_TASK TO CARRY OUT_. Using the records below, filter out every line that lacks "icon" and copy the rest.

Segment Start: GIVEN RECORDS

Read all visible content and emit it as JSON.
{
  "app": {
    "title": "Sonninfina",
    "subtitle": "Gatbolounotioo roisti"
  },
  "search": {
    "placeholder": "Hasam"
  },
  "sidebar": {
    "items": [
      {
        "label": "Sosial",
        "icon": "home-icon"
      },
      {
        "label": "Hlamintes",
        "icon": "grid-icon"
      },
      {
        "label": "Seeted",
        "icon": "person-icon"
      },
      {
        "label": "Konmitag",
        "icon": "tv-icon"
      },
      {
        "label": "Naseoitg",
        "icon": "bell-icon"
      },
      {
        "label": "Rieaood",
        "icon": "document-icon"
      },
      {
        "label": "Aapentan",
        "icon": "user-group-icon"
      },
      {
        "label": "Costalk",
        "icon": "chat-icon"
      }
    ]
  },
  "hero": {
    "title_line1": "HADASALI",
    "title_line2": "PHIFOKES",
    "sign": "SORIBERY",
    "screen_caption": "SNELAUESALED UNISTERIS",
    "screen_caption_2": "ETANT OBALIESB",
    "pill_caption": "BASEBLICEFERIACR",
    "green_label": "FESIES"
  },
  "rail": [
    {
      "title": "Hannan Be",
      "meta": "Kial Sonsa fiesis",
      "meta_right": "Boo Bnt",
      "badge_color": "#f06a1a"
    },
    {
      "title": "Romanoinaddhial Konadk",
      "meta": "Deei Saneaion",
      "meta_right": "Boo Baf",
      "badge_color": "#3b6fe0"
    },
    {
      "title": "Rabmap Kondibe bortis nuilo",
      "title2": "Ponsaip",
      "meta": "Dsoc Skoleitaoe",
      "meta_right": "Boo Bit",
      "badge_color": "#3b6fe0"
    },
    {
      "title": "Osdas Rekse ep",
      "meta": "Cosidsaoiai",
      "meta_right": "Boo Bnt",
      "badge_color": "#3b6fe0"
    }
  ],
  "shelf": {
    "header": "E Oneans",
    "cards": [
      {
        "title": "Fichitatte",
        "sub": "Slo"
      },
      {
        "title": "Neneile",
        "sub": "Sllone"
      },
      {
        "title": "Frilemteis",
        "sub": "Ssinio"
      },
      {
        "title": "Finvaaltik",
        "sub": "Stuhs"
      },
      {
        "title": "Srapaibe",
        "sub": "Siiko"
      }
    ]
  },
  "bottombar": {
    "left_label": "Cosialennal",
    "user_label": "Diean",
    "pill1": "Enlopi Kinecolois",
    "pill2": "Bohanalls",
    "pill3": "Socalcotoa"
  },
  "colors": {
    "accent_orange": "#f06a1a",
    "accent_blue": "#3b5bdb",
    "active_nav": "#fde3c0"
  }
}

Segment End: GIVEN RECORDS

_TASK RESULT_.
        "icon": "home-icon"
        "icon": "grid-icon"
        "icon": "person-icon"
        "icon": "tv-icon"
        "icon": "bell-icon"
        "icon": "document-icon"
        "icon": "user-group-icon"
        "icon": "chat-icon"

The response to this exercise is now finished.